Howard Rambsy II, Ph.D.“I want to be a force for real good.” —John Coltrane
W.W.J.C.D? What Would John Coltrane Do? It’s a question I have asked myself for years now, and discovering answers has guided my endeavors. For Coltrane, creativity, consistency, practice, and eclecticism were central to his vision and life’s work. In order to emulate Trane, I have had to find ways to become “a force for real good” in my activities as a scholar, writer, and curator of mixed media exhibits.
I am an associate professor of literature and director of the Black Studies Program at Southern Illinois University Edwardsville. I earned my B.A. in English and history at Tougaloo College in Mississippi in 1999, and completed my Ph.D. in literature at Pennsylvania State University in 2004.
I have covered a range of subjects in my research, including Richard Wright, African American poetry, Gayl Jones, Colson Whitehead, and the comic strip and cartoon The Boondocks. My writings have appeared in African American Review, The Southern Quarterly, Black Issues Book Review, The Crisis magazine, and Mississippi Quarterly. My book The Black Arts Enterprise (The University of Michigan Press) focuses on a defining African American literary and cultural movement of the 1960s and 1970s that involved figures such as Amiri Baraka, Sonia Sanchez, and Nikki Giovanni.
Over the last several years, I curated several visual and audio exhibits featuring African American poetry and photographs from the extensive Eugene B. Redmond Collection. The exhibits have appeared in East St. Louis, Illinois, Tuscaloosa, Alabama, New York City, New York, Harrisonburg, Virginia, and Ibadan, Nigeria.

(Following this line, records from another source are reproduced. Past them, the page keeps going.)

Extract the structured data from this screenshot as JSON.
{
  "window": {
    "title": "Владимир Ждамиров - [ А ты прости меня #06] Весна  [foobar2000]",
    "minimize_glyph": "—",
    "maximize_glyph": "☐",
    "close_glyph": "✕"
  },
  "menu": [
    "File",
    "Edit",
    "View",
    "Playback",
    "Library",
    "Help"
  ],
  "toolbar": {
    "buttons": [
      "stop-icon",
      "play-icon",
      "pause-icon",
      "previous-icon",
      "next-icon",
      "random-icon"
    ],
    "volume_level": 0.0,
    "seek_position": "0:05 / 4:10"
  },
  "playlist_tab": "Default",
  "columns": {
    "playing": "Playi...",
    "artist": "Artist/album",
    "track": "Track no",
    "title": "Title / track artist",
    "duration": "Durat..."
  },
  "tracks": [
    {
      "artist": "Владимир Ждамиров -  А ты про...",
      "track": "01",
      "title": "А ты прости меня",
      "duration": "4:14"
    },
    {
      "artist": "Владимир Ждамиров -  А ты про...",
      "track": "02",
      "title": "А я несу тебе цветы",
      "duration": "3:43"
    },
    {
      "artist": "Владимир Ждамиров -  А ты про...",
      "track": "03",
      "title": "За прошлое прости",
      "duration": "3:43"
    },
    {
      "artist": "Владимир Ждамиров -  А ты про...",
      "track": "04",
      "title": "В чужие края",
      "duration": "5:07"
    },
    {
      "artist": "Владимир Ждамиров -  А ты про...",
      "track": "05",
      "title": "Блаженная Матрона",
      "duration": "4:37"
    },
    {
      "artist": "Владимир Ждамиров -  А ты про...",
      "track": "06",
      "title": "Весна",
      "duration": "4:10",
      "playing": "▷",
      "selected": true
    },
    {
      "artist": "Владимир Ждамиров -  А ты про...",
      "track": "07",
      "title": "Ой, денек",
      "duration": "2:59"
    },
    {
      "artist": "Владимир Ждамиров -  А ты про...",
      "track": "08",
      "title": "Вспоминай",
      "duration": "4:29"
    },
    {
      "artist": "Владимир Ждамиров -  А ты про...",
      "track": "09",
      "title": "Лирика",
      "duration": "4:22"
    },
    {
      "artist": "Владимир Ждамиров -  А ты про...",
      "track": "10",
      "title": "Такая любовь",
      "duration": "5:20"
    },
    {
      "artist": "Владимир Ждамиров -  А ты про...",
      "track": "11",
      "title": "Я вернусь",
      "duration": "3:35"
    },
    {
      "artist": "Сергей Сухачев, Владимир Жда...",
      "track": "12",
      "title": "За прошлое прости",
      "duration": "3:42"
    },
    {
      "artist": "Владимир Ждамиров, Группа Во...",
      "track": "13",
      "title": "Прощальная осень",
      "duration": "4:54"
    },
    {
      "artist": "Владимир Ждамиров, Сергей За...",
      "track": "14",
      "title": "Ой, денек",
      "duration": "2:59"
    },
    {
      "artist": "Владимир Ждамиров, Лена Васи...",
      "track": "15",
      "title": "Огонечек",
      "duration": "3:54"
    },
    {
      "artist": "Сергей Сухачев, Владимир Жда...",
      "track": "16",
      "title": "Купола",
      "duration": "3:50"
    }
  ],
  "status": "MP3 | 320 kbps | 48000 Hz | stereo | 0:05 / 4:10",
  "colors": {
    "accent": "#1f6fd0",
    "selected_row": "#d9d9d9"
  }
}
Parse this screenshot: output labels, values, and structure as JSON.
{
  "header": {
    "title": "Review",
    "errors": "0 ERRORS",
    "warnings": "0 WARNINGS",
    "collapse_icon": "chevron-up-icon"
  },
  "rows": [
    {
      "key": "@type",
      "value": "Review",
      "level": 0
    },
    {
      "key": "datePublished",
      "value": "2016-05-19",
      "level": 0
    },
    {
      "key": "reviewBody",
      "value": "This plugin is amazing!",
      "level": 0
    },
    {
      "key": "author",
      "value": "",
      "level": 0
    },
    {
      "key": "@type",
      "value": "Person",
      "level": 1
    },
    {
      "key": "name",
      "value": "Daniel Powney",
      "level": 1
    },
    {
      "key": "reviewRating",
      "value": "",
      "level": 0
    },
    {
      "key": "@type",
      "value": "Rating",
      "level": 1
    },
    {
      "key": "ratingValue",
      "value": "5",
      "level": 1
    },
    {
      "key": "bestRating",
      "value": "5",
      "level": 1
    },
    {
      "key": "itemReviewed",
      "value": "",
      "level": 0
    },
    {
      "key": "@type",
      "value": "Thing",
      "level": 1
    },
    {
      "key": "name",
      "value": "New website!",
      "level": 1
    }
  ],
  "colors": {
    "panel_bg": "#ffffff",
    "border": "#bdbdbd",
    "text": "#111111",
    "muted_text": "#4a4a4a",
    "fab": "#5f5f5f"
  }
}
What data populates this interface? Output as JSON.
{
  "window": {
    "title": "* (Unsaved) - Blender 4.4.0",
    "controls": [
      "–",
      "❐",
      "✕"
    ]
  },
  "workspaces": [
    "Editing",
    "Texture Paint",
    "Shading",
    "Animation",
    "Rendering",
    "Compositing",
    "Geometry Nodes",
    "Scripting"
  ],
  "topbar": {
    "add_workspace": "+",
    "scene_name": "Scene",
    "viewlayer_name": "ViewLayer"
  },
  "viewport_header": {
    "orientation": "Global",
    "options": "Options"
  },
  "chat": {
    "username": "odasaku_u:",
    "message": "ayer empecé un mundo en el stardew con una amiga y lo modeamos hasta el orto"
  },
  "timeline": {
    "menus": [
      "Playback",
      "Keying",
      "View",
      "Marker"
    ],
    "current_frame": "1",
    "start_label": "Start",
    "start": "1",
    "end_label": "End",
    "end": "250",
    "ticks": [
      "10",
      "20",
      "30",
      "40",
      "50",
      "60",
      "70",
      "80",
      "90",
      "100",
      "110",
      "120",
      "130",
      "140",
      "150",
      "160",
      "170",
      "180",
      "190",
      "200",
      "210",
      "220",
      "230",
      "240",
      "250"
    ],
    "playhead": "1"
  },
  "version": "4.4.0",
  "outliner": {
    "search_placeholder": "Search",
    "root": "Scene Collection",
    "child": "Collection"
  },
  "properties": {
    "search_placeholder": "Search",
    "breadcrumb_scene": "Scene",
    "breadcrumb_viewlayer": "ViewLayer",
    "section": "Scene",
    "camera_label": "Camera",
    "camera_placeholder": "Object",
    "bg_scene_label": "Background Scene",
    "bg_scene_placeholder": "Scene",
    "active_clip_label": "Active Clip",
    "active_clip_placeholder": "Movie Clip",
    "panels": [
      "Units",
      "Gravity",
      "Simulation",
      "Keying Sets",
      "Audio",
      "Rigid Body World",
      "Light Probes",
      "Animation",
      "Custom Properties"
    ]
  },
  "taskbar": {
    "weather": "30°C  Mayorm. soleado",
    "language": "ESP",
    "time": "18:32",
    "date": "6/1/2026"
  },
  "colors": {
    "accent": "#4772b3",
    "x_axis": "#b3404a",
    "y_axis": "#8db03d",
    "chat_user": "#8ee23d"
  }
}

As the director of the Black Studies Program, I have collaborated with talented crews of designers, writers, lyricists, and scholars to produce more than 100 public arts and humanities projects. I blog about literary art, cultural events, technology, and ideas on our black studies blog.